Efficient processor allocation and job scheduling are critical if the full computational power of large-scale multicomputers is to be harnessed effectively (Chiu & Chen, 1999; Choo, Yoo & Youn, 2000; Yoo & Das, 2002; Bani-Mohammad et al., 2009). The goal of job scheduling is to select the next job to be executed while the goal of processor allocation is to select the set of processors on which parallel jobs are executed (Yoo & Das, 2002).

In most processor allocation strategies proposed for mesh-connected multicomputers, a parallel job is allocated its own sub-mesh of processors of the size and shape it has requested (Bhattacharya & Tsai, 1994; Sharma & Pradhan, 1996; Kim & Yoon, 1998; Ababneh, 2009; Bani-Mohammad et al., 2009). This can result in high external processor fragmentation, which occurs when free processors are not allocated to a parallel job because they do not satisfy the job’s shape constraint. A recurring outcome in allocation studies is that contiguous allocation suffers from low overall system utilization (Lo et al., 1997; Choo, Yoo & Youn, 2000; Ababneh, 2009). It can reduce system utilization to low levels. Therefore, non-contiguous allocation strategies have been proposed so as to increase system utilization by allowing dispersed free processors to be allocated to a parallel job (Lo et al., 1997; Chang & Mohapatra, 1998; Bani-Mohammad, Ould-Khaoua, & Ababneh, 2007; Ababneh, 2008).

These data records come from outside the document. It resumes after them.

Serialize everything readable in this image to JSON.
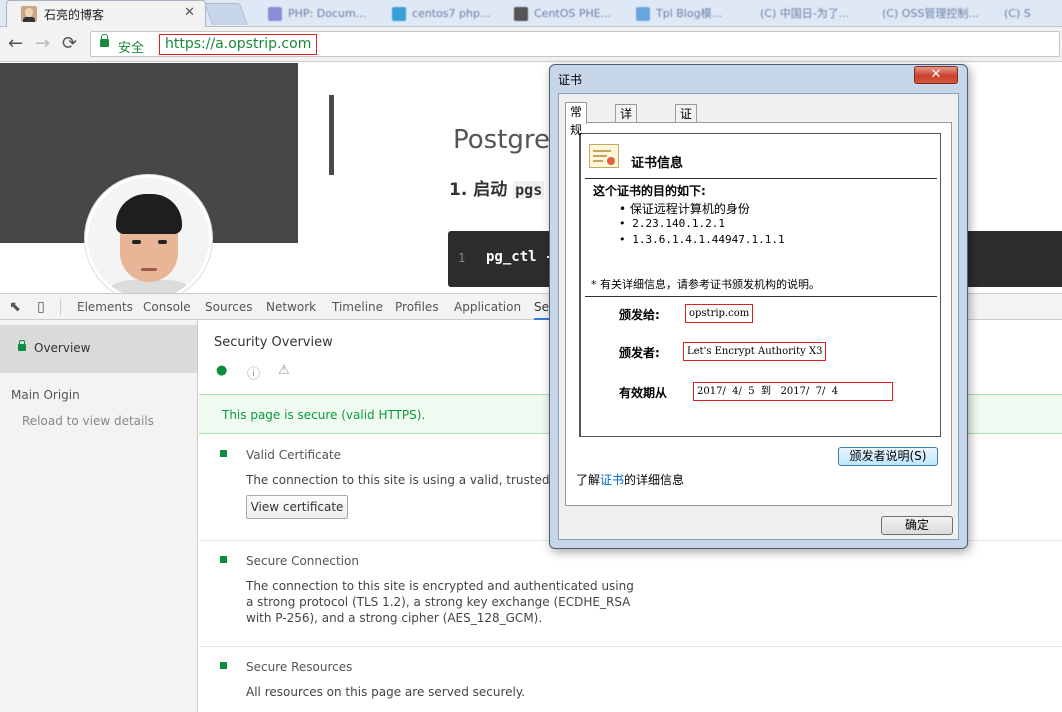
{
  "browser": {
    "active_tab": {
      "title": "石亮的博客",
      "close": "✕"
    },
    "background_tabs": [
      "PHP: Docum...",
      "centos7 php...",
      "CentOS PHE...",
      "Tpl Blog模...",
      "(C) 中国日-为了...",
      "(C) OSS管理控制...",
      "(C) S"
    ],
    "nav": {
      "back": "←",
      "forward": "→",
      "reload": "⟳"
    },
    "omnibox": {
      "secure_label": "安全",
      "url": "https://a.opstrip.com"
    }
  },
  "page": {
    "heading": "Postgre",
    "subheading_prefix": "1. 启动",
    "subheading_code": "pgs",
    "code": {
      "line_number": "1",
      "text": "pg_ctl -"
    }
  },
  "devtools": {
    "tabs": [
      "Elements",
      "Console",
      "Sources",
      "Network",
      "Timeline",
      "Profiles",
      "Application",
      "Se"
    ],
    "active_tab": "Se",
    "sidebar": {
      "overview": "Overview",
      "main_origin": "Main Origin",
      "reload_hint": "Reload to view details"
    },
    "main": {
      "title": "Security Overview",
      "banner": "This page is secure (valid HTTPS).",
      "sections": [
        {
          "title": "Valid Certificate",
          "desc": "The connection to this site is using a valid, trusted server c",
          "button": "View certificate"
        },
        {
          "title": "Secure Connection",
          "desc": "The connection to this site is encrypted and authenticated using a strong protocol (TLS 1.2), a strong key exchange (ECDHE_RSA with P-256), and a strong cipher (AES_128_GCM)."
        },
        {
          "title": "Secure Resources",
          "desc": "All resources on this page are served securely."
        }
      ]
    },
    "colors": {
      "secure_green": "#0a8d3e",
      "active_tab_underline": "#3879d9"
    }
  },
  "certificate_dialog": {
    "title": "证书",
    "close": "✕",
    "tabs": [
      "常规",
      "详细信息",
      "证书路径"
    ],
    "info_title": "证书信息",
    "purpose_heading": "这个证书的目的如下:",
    "purposes": [
      "• 保证远程计算机的身份",
      "• 2.23.140.1.2.1",
      "• 1.3.6.1.4.1.44947.1.1.1"
    ],
    "note": "* 有关详细信息，请参考证书颁发机构的说明。",
    "issued_to_label": "颁发给:",
    "issued_to": "opstrip.com",
    "issued_by_label": "颁发者:",
    "issued_by": "Let's Encrypt Authority X3",
    "valid_label": "有效期从",
    "valid_range": "2017/  4/  5  到   2017/  7/  4",
    "issuer_statement_button": "颁发者说明(S)",
    "learn_prefix": "了解",
    "learn_link": "证书",
    "learn_suffix": "的详细信息",
    "ok_button": "确定"
  }
}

Another approach to improving system utilization is using job scheduling strategies that are not strictly first-come-first-served. Rather than always accommodating the oldest allocation request first, allocation to more recent requests is considered in order to decrease the number of idle processors and improve overall system performance (Mu’alem & Feitelson, 2001; Ababneh, 2001). These strategies, however, have several shortcomings. In (Ababneh, 2001), jobs are considered for allocation without ever waiting for the head of the queue or earlier requests. This out-of-order scheduling can lead to excessive waiting delays, including indefinite postponement, for large jobs. Because small jobs are easier to accommodate, they can block allocation to a large job that has arrived earlier. The scheduling strategy proposed in (Mu’alem & Feitelson, 2001) assumes that job execution time estimates are available upon job submission. Although many current systems require users to submit such estimates, users often provide inaccurate estimated job execution times (Feitelson, 2014). Therefore, we have limited ourselves to the case where execution time estimates are assumed to be unavailable. The scheduling strategy proposed in (Ababneh & Bani-Mohammad, 2011) aims to bound job waiting delays, while reducing processor fragmentation. In this strategy, it is possible to bypass the head of the waiting queue of jobs awaiting allocation, but this ability is limited to a window of consecutive jobs that starts with the head of the waiting queue. Limiting the ability to bypass the oldest waiting job to a window has for goal bounding job waiting delays, while bypassing the head of the waiting queue has for goal reducing processor fragmentation by finding jobs that can be accommodated, which can improve system utilization and average job turnaround times.

Complete Article List

Search this Journal:
Open Access Articles
Volume 13: 4 Issues (2022): 1 Released, 3 Forthcoming
Volume 12: 4 Issues (2021)
Volume 11: 4 Issues (2020)
Volume 10: 4 Issues (2019)
Volume 9: 4 Issues (2018)
Volume 8: 4 Issues (2017)
Volume 7: 4 Issues (2016)
Volume 6: 4 Issues (2015)
Volume 5: 4 Issues (2014)
Volume 4: 4 Issues (2013)
Volume 3: 4 Issues (2012)
Volume 2: 4 Issues (2011)
Volume 1: 4 Issues (2010)
View Complete Journal Contents Listing